On a visit to Bucharest, Tolstoy noted that Romanians had a "sad destiny," his observation no doubt based on a strong sense of their troubled past -- Romania's soul is tormented by history, its loveliness overshadowed by the reputations of malevolent personalities like Vlad the Impaler and Communist dictator Nicolae Ceausescu. But while bloodthirsty men have worked their ugly politics here, and Communism has left its ruinous marks on the land, it remains a country of great beauty, one that (unlike its most misunderstood cultural export, Count Dracula) is shedding its curse and pulses with life and fascinating diversity. It is also a land of mighty, staggering contrasts.

While Bucharest buzzes with the frenzied energy of a world capital, somewhere in a field, a farmer wields a scythe, harvesting the grass his livestock will eat during the cold winters. In the context of the European Union (Romania became a full-fledged member in 2007) the contrast between urban and rural life is staggering. It is a country coated in forest and defined by the curved backbone of Carpathian peaks.

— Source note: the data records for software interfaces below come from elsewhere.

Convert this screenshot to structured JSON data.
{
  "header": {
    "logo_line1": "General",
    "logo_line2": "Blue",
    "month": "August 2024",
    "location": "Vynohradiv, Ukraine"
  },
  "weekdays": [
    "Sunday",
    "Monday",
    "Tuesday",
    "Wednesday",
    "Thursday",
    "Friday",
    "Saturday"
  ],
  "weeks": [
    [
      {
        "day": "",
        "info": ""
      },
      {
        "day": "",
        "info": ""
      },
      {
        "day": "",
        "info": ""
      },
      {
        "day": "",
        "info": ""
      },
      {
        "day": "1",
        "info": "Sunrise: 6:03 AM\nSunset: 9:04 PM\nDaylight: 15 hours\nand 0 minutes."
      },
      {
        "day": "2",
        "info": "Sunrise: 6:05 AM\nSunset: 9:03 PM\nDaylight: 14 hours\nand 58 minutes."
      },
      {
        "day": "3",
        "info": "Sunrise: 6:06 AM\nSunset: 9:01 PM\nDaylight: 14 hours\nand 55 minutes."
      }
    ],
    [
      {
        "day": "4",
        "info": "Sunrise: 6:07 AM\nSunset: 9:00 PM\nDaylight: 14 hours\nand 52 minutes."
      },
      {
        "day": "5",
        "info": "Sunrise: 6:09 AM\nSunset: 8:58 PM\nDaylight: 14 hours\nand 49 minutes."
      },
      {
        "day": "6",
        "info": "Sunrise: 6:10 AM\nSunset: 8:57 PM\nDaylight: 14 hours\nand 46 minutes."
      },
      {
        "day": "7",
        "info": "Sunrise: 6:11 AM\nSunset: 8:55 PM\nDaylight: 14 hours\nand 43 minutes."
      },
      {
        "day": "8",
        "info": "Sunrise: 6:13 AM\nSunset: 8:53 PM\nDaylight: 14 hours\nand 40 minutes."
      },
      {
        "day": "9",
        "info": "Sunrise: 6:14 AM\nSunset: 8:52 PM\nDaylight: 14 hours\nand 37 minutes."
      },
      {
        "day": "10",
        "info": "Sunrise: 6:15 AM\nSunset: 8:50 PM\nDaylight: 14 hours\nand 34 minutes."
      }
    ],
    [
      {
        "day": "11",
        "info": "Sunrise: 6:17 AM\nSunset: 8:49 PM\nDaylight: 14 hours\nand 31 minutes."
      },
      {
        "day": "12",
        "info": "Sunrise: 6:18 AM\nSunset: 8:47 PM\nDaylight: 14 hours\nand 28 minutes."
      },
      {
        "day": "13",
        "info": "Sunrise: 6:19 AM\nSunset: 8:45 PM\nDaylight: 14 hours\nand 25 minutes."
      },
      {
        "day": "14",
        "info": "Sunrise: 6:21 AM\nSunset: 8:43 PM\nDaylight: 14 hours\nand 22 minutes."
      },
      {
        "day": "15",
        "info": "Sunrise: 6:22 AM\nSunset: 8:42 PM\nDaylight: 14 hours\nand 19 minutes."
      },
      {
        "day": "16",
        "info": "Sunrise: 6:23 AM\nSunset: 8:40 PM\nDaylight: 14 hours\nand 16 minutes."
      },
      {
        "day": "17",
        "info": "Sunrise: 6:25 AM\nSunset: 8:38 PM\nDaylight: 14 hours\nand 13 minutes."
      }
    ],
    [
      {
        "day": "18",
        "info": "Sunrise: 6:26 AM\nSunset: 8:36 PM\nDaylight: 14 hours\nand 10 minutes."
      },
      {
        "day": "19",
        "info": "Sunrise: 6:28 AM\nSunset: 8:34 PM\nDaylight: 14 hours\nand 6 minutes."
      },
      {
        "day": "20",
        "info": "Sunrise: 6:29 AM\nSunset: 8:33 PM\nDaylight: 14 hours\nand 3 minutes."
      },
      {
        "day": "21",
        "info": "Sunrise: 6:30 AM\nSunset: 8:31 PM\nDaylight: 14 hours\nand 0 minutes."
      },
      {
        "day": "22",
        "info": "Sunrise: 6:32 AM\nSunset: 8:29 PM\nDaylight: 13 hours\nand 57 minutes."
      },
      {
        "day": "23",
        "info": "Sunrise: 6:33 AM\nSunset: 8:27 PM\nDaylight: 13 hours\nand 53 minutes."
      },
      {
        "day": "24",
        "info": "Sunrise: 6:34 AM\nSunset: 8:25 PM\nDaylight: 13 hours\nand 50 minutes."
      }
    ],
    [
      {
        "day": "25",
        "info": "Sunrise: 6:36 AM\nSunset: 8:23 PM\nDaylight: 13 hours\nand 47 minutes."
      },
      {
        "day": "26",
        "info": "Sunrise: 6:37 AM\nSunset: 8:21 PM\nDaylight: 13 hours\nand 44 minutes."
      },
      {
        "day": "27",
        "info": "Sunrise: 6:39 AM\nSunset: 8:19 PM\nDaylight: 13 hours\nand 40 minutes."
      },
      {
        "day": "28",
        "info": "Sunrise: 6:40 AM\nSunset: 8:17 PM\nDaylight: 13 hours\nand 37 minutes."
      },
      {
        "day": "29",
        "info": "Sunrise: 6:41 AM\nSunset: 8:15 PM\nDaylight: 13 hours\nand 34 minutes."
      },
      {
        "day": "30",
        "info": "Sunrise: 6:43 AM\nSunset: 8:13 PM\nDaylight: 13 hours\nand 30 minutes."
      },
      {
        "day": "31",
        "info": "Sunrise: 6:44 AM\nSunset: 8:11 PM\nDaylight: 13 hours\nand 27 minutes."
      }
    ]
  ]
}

Its natural treasures include the Alpine splendor of snowcapped mountains and the vast frontier wetlands of the Danube Delta, one of the last great wildernesses in Europe. And along with the rolling hills and soaring peaks, swathes of green and vast tracts of preindustrial landscape, there are enchanting castles, richly decorated churches, and rural villages where time moves at a surreal pace. All of this reflects the varied histories of a people who, for centuries, have struggled to create and hold onto a single, united state. Romania's past is riddled with intrigue and tales of war and political upheaval.

During its isolation under Communism, many of Romania's great treasures were unknown to the world, considered unimportant by a leadership hellbent on fulfilling its sociopolitical master plan. To the outside world, this was a dark and foreboding place, legendarily haunted by Dracula's eternal ghost, and tormented by Ceausescu's living one. But while Ceausescu's program of systemization tried to squash the past -- the Communists built countless drab, gray apartments that still serve as cheap housing throughout the country -- many lovely centuries-old towns and cities have maintained their historic grandeur, albeit faded and crumbling. Retaining their historic core, occasionally centered on dramatic fortresses and fleshed out by rambling cobblestone streets and narrow alleyways or ancient gateways leading to secret courtyards, Romania's baroque, Gothic, and Secessionist cities are well worth exploring, and while much work is needed to improve tourism infrastructure, the time to visit Romania is now. For Romania is on the verge of yet another revolution; this time riding the wave of E.U. membership with bolstered economic hopes, it's a revolution that will inevitably take its toll on the medieval lifestyle of many of its backwater communities. Romania, once a country weighed down by its troubled past, is poised for a formidable future.